### Material for this exercise
★ ★ ★

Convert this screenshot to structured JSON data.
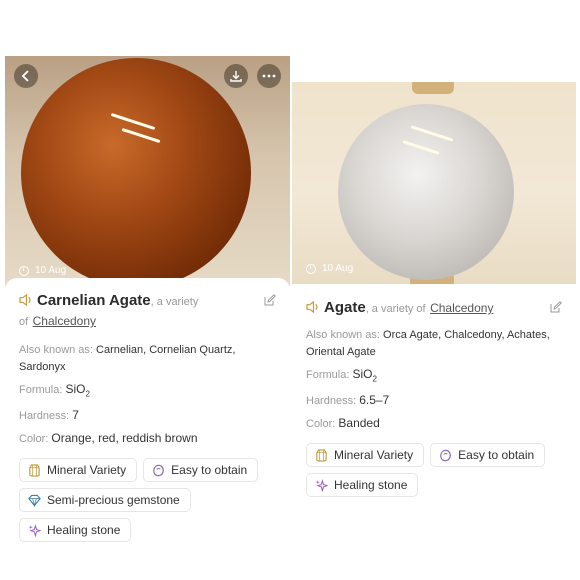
{
  "colors": {
    "accent": "#6a8fbf",
    "tag_border": "#e6e6e6",
    "muted": "#9a9a9a"
  },
  "left": {
    "date": "10 Aug",
    "name": "Carnelian Agate",
    "variety_text": ", a variety",
    "of_text": "of",
    "parent": "Chalcedony",
    "aka_label": "Also known as:",
    "aka_value": "Carnelian, Cornelian Quartz, Sardonyx",
    "formula_label": "Formula:",
    "formula_value": "SiO",
    "formula_sub": "2",
    "hardness_label": "Hardness:",
    "hardness_value": "7",
    "color_label": "Color:",
    "color_value": "Orange, red, reddish brown",
    "tags": [
      "Mineral Variety",
      "Easy to obtain",
      "Semi-precious gemstone",
      "Healing stone"
    ]
  },
  "right": {
    "date": "10 Aug",
    "name": "Agate",
    "variety_text": ", a variety of",
    "parent": "Chalcedony",
    "aka_label": "Also known as:",
    "aka_value": "Orca Agate, Chalcedony, Achates, Oriental Agate",
    "formula_label": "Formula:",
    "formula_value": "SiO",
    "formula_sub": "2",
    "hardness_label": "Hardness:",
    "hardness_value": "6.5–7",
    "color_label": "Color:",
    "color_value": "Banded",
    "tags": [
      "Mineral Variety",
      "Easy to obtain",
      "Healing stone"
    ]
  }
}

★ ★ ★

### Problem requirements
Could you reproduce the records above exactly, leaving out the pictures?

### Reply
Convert this screenshot to structured JSON data.
{
  "colors": {
    "accent": "#6a8fbf",
    "tag_border": "#e6e6e6",
    "muted": "#9a9a9a"
  },
  "left": {
    "date": "10 Aug",
    "name": "Carnelian Agate",
    "variety_text": ", a variety",
    "of_text": "of",
    "parent": "Chalcedony",
    "aka_label": "Also known as:",
    "aka_value": "Carnelian, Cornelian Quartz, Sardonyx",
    "formula_label": "Formula:",
    "formula_value": "SiO",
    "formula_sub": "2",
    "hardness_label": "Hardness:",
    "hardness_value": "7",
    "color_label": "Color:",
    "color_value": "Orange, red, reddish brown",
    "tags": [
      "Mineral Variety",
      "Easy to obtain",
      "Semi-precious gemstone",
      "Healing stone"
    ]
  },
  "right": {
    "date": "10 Aug",
    "name": "Agate",
    "variety_text": ", a variety of",
    "parent": "Chalcedony",
    "aka_label": "Also known as:",
    "aka_value": "Orca Agate, Chalcedony, Achates, Oriental Agate",
    "formula_label": "Formula:",
    "formula_value": "SiO",
    "formula_sub": "2",
    "hardness_label": "Hardness:",
    "hardness_value": "6.5–7",
    "color_label": "Color:",
    "color_value": "Banded",
    "tags": [
      "Mineral Variety",
      "Easy to obtain",
      "Healing stone"
    ]
  }
}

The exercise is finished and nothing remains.